Lake Rotoehu is located on SH 30 between Lake Rotoiti and Lake Rotoma. The lake has a total area of 800 ha and a catchment of 4710 ha. The catchment is around a third forestry, pastoral farming and native bush. The average depth of the lake is 8 metres and the deepest point of the lake is 13 metres.
Lake was formed around 8500 years ago and it has no surface outlet. The discharge from the lake is via groundwater - flowing towards a northerly direction. The historical meaning of Rotoehu, "turbid or murky" water, implies that the lake may never have been clear. The water quality remained fairly stable until 1993 when the level of nutrients and algae rose dramatically. This was attributed to a drop in the water level and a warm summer. It is a shallow lake with geothermal inputs, and nutrient levels remain high.
In the 1960s, lake researchers noted that the algal production in the lake was occasionally sufficient to cause algal blooms to develop . This is an indication that Lake Rotoehu was nutrient enriched to probably a mesotrophic state about this time. Water clarity was reduced by about one metre, and the oxygen content in the bottom waters dropped to low levels in summer, into the 1970s . This water quality change reflected the land use changes in the catchment over these decades from native bush and scrub to pasture.

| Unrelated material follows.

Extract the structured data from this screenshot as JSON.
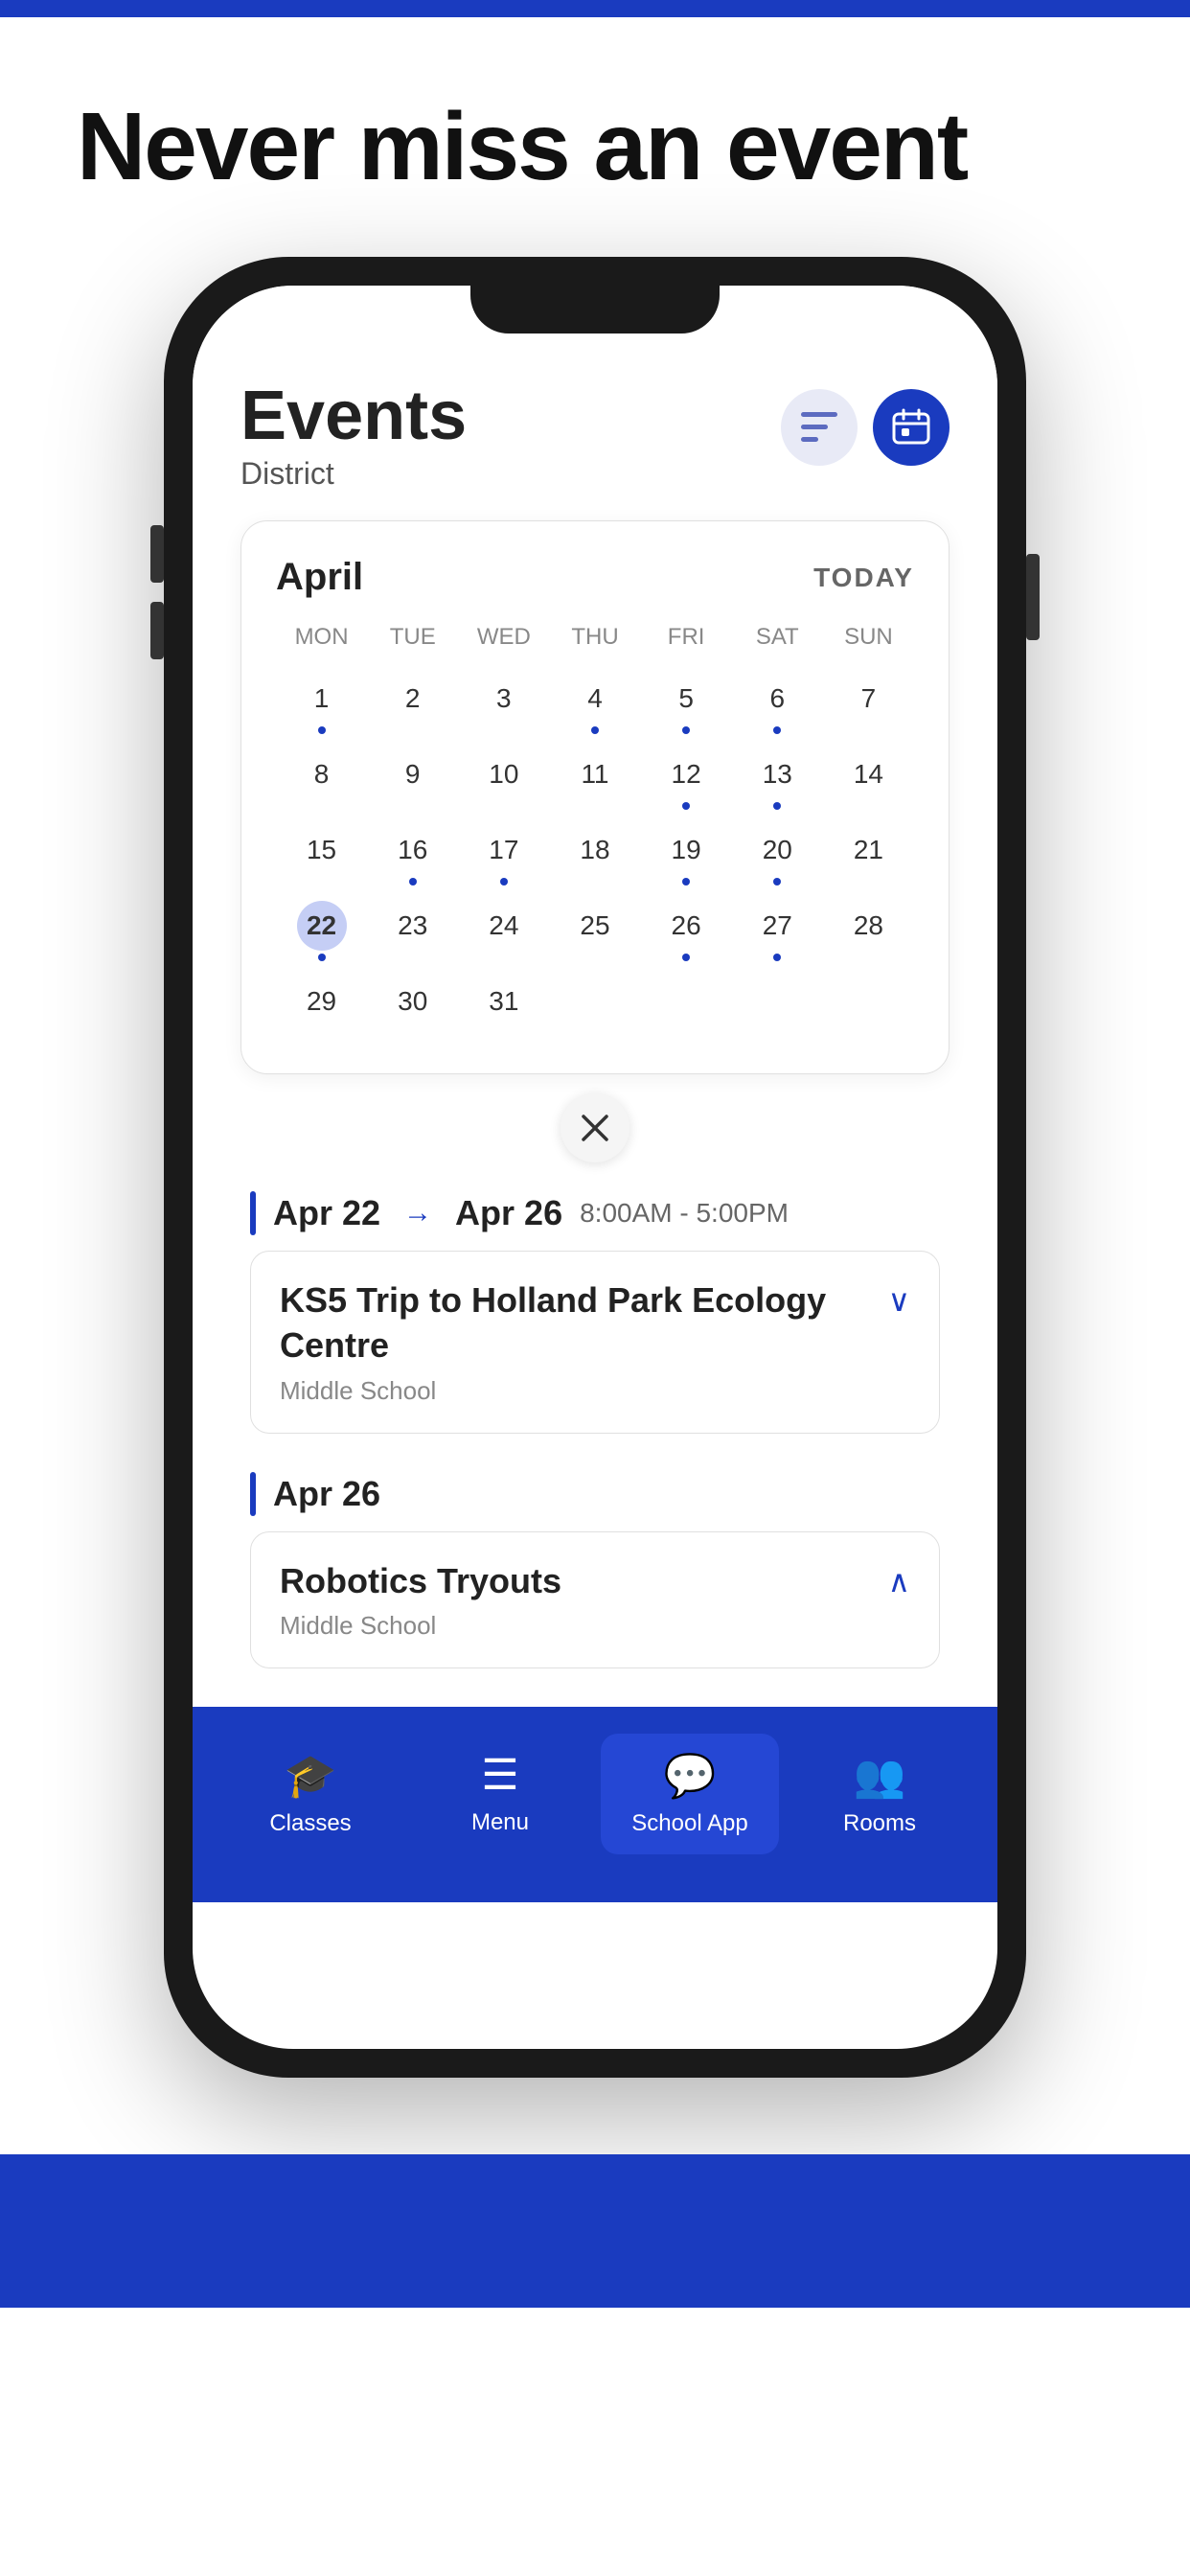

The small communities around Otautu Bay, Kennedy Bay and the rest of the community have a very strong affinity with the lake. Most lake use is by local residents, particularly boating and fishing. These communities are saddened by the algal blooms and hornwort infestations that have plagued the lake since 1993. While local residents are willing to help with restoration of the lake, they believe Environment Bay of Plenty needs to focus and direct efforts to fix up their lake and return it to pre-1993 or better water quality.
Water quality in Lake Rotoehu sitting above its target TLI. While actions over the last few years including phosphorus locking and weed harvesting have been taken there is still more work to be done.